Glencore shareholders are first up on Tuesday at 8am at the company's headquarters in Zug, while Xstrata's vote is planned for 1.15pm in the same Swiss canton.
Both Swiss-based companies had been set to approve the blockbuster merger in September but the deal ran into major resistance from key Xstrata shareholders demanding better conditions.
But for market-watchers, the deal seems assured after Qatar's sovereign wealth fund — which has a 12-percent stake in Xstrata — said last week that it would now approve Glencore's bid to merge with Xstrata.
The Qatari fund had been holding out for 3.25 Glencore shares for one Xstrata share, but said it would accept the 3.05 final offer.
However, in last Thursday's statement the fund said it would abstain from voting on the pay package for the new entity's management group, a major source of dispute in the deal.
As part of the tie-up to create a raw materials juggernaut with sales of $209.4 billion and operating profit of $16.2 billion, Xstrata executives are to be paid a total of 179 million euros.

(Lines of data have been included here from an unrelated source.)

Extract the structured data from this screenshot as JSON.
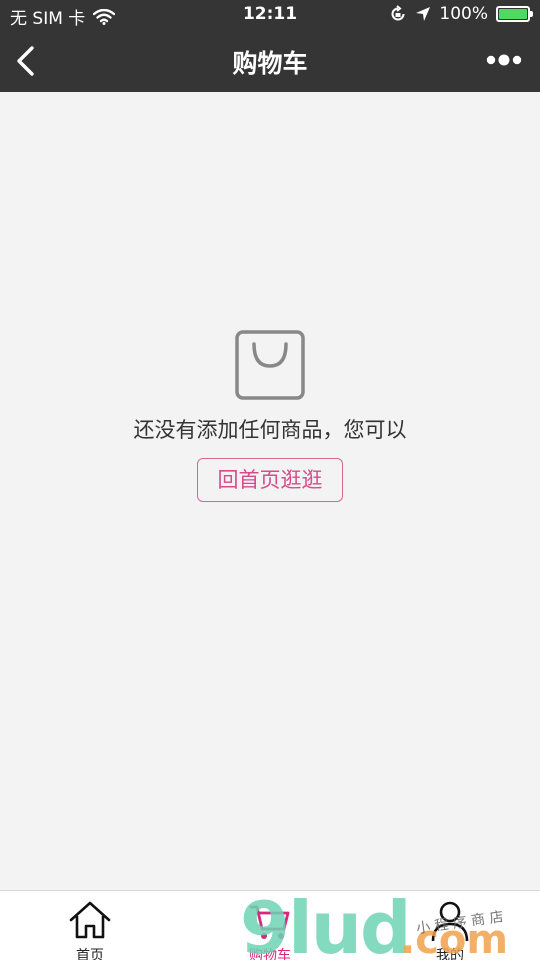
{
  "status_bar": {
    "carrier": "无 SIM 卡",
    "time": "12:11",
    "battery": "100%",
    "wifi_icon": "wifi-icon",
    "location_icon": "location-arrow-icon",
    "lock_icon": "rotation-lock-icon"
  },
  "nav": {
    "title": "购物车",
    "back_icon": "chevron-left-icon",
    "more_icon": "more-dots-icon"
  },
  "empty_state": {
    "icon": "shopping-bag-icon",
    "message": "还没有添加任何商品，您可以",
    "button_label": "回首页逛逛"
  },
  "tabbar": {
    "items": [
      {
        "label": "首页",
        "icon": "home-icon",
        "active": false
      },
      {
        "label": "购物车",
        "icon": "cart-icon",
        "active": true
      },
      {
        "label": "我的",
        "icon": "user-icon",
        "active": false
      }
    ]
  },
  "watermark": {
    "brand": "9lud",
    "suffix": ".com",
    "tagline": "小 程 序 商 店"
  },
  "colors": {
    "nav_bg": "#353535",
    "page_bg": "#f3f3f3",
    "accent": "#d64b8c",
    "battery": "#4cd964"
  }
}
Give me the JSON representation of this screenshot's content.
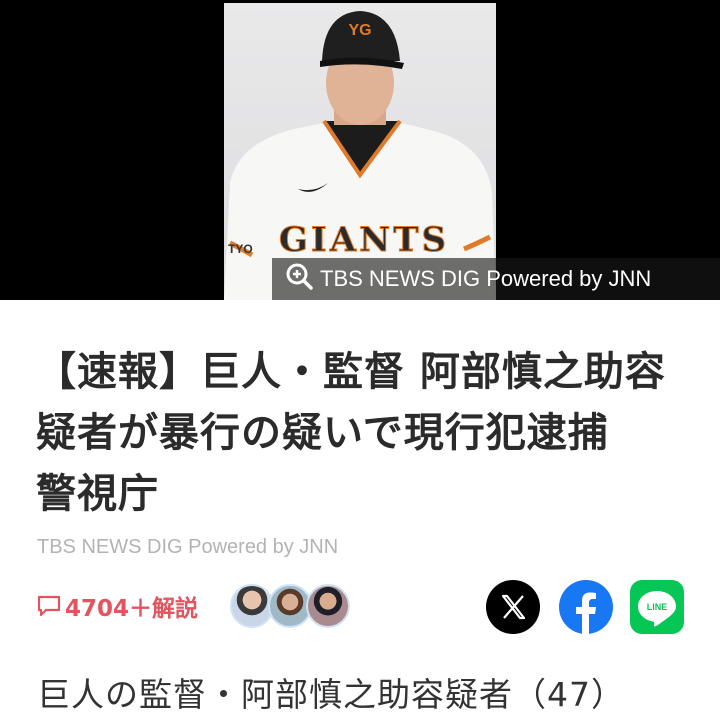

Among the many shareholders critical of the sweetener for Xstrata managers, Standard Life Investments slammed that proposal as "unnecessary" and the result of a "rather rapacious management team and a weak board, and we will be voting against it.
If it gets the go-ahead, the merger will then need the approval of EU regulators who have until November 22nd to examine the case.
Analysts say regulators could ask Glencore to shed some of its equity stake in Belgian group Nyastar, the world's leading producer of zinc.